Officials from the Chinese and European textile industries have met for a second time as part of the Textiles Trade Dialogue to discuss market access, production and investments once quotas have been lifted at the beginning of 2005.

The Textiles Trade Dialogue was established on 6 May 2004 when Chinese Premier Wen Jiabao visited Brussels.

At the time, the EU said it was setting up a WTO-compatible monitoring system of Chinese textiles from 1 January 2005 to ensure a smooth transition to a quota-free trade.

The most recent discussions in Beijing are said to represent a concrete implementation of this decision and a continuation of talks at a technical level.

The textiles trade dialogue between China and the EU is intended to address matters of common interest in the textiles and clothing trade area.

Among these issues is the critical question of how to ensure that trade in textiles and clothing proceeds smoothly after the elimination of quotas on 1 January 2005.

The EU is pushing for progressive rather than sudden textiles trade growth after the removal of quotas, saying that a surge in Chinese exports to the EU, coupled with decreasing prices, could have severe consequences on third country suppliers to the EU.

The EU has already indicated that in order to track imports of the most sensitive textiles and clothing products it will establish a WTO-compatible monitoring system for Chinese textiles imports from 1 January 2005.

China is the EU's largest supplier of textiles and clothing products.

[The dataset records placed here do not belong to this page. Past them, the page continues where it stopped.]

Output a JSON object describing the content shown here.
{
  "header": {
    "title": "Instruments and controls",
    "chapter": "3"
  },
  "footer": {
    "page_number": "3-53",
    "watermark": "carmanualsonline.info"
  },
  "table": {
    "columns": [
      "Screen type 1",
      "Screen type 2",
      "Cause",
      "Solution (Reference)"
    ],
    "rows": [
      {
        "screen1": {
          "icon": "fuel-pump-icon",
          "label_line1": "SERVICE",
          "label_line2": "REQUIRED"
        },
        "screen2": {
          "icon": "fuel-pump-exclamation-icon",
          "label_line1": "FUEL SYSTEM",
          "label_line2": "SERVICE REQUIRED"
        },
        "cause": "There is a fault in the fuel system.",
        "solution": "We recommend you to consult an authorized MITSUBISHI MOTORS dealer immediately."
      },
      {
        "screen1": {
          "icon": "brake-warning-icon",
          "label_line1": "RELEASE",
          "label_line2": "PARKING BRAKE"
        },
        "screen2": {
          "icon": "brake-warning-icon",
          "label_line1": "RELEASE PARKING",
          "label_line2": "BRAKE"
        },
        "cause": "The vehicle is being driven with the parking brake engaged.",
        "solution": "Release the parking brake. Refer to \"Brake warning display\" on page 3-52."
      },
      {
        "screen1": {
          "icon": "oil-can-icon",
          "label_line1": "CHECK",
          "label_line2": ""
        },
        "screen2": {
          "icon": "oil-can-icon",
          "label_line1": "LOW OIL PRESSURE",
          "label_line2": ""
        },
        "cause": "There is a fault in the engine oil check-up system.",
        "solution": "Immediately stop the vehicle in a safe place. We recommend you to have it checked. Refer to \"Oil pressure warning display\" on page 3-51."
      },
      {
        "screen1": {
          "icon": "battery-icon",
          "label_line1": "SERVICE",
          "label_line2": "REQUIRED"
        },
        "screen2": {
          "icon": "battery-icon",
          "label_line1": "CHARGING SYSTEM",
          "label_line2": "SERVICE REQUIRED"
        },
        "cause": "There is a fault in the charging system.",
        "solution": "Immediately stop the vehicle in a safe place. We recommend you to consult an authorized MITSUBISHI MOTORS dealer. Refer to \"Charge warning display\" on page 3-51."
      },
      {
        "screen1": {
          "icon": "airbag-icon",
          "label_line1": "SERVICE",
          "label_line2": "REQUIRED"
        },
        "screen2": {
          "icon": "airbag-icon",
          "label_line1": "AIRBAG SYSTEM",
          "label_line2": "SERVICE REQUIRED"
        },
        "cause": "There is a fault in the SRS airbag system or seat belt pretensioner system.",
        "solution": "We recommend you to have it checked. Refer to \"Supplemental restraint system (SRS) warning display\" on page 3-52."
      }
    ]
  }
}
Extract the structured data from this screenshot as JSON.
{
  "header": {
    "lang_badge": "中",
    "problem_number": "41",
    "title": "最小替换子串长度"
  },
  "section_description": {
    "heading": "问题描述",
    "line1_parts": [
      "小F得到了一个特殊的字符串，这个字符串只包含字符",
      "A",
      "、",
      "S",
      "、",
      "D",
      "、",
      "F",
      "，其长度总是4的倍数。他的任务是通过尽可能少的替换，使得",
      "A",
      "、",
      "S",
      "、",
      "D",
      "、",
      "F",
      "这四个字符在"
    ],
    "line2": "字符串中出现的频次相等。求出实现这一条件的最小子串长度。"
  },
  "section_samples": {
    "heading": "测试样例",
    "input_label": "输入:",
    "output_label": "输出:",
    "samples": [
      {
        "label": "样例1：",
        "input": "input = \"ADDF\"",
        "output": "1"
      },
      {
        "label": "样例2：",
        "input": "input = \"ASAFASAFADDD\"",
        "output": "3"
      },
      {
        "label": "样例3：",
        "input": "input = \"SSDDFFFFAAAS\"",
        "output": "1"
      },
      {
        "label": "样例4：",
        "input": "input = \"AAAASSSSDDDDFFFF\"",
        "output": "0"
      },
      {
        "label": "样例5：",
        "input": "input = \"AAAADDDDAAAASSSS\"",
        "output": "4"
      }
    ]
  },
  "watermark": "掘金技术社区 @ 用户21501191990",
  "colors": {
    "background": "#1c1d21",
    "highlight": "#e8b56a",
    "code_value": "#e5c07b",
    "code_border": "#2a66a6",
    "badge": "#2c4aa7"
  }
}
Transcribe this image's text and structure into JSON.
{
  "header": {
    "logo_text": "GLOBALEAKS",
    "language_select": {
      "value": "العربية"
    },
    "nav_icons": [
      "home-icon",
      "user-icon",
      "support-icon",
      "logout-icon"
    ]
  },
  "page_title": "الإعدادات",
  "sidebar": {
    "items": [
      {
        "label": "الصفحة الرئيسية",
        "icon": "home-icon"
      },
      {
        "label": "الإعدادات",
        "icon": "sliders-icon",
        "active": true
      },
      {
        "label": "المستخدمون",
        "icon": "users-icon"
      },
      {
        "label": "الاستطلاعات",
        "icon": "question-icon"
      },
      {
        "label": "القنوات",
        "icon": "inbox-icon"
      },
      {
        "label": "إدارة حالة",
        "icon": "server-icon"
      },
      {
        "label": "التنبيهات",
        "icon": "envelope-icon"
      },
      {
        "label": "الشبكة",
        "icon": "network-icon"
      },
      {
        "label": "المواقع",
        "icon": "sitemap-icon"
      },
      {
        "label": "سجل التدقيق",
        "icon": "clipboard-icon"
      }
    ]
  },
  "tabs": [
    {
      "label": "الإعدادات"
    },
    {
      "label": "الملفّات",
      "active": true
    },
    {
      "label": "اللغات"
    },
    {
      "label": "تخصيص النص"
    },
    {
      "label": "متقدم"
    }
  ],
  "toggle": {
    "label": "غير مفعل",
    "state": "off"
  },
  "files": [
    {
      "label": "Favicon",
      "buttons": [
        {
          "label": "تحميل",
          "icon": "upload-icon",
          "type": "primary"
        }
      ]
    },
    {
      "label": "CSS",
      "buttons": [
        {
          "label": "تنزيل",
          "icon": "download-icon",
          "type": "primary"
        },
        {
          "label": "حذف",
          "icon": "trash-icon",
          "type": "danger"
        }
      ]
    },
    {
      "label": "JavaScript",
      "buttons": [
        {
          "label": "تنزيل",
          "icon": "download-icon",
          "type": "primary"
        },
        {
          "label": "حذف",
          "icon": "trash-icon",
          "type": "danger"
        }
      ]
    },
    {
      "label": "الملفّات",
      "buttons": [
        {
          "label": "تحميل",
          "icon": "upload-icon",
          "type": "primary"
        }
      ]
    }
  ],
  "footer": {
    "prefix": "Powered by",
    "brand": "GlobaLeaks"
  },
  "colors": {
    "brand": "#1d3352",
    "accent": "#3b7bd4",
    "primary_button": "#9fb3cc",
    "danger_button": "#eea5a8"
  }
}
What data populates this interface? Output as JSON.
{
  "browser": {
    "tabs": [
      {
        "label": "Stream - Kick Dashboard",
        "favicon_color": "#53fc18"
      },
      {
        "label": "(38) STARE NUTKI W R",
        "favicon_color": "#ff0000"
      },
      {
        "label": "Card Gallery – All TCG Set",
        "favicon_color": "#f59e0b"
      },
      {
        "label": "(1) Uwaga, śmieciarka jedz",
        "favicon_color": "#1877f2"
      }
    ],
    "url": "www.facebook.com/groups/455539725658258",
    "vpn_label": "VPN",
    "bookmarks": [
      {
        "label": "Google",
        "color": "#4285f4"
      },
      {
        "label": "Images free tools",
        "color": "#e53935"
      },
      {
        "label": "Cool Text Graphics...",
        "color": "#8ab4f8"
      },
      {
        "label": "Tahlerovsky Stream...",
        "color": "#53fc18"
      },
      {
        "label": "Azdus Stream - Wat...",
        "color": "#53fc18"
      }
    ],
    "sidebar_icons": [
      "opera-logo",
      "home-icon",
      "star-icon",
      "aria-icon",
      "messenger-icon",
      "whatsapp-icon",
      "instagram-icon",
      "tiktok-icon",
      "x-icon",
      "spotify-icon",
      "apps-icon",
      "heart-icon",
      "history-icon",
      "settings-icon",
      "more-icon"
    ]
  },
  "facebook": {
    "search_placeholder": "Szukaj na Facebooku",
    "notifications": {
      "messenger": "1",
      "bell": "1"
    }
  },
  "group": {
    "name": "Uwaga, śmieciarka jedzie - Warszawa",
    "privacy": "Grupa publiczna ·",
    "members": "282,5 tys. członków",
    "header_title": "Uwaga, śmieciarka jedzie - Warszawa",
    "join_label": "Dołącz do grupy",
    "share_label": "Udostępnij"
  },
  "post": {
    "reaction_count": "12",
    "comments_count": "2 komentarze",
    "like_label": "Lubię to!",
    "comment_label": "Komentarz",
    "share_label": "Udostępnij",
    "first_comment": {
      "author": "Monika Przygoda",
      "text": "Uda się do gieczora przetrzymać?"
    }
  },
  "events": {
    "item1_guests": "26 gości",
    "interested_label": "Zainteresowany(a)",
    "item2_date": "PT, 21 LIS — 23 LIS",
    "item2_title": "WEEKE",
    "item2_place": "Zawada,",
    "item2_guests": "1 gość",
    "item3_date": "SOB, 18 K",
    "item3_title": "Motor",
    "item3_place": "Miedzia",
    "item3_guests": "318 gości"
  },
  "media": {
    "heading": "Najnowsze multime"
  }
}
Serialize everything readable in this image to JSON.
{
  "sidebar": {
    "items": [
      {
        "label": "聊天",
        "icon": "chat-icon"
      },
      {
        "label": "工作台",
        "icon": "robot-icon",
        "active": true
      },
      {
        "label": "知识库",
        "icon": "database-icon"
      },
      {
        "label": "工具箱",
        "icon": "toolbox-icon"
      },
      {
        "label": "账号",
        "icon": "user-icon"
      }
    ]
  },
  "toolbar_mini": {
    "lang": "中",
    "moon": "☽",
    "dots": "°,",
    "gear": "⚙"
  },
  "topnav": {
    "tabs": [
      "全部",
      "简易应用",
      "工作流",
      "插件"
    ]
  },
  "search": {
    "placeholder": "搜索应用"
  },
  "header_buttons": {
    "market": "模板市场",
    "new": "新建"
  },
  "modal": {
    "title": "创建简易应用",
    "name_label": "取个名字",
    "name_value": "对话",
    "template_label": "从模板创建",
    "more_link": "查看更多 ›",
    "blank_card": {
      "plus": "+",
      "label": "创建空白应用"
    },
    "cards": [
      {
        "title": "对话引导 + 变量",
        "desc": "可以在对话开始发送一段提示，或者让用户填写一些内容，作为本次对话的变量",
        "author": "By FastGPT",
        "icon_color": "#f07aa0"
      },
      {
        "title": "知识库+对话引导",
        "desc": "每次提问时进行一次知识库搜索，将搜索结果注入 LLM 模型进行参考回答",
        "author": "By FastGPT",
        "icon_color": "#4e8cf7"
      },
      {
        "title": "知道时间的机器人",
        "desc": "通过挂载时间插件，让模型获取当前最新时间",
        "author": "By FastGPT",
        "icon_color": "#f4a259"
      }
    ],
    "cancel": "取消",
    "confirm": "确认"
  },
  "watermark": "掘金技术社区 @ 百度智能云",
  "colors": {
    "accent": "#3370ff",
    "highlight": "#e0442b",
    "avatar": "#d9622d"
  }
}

In 2003 such imports from China represented €12.3 bn or 17.5 per cent of total EU imports in this sector. At present, imports from China still subject to WTO quotas represent 12 per cent of China's total textile and clothing exports to the EU.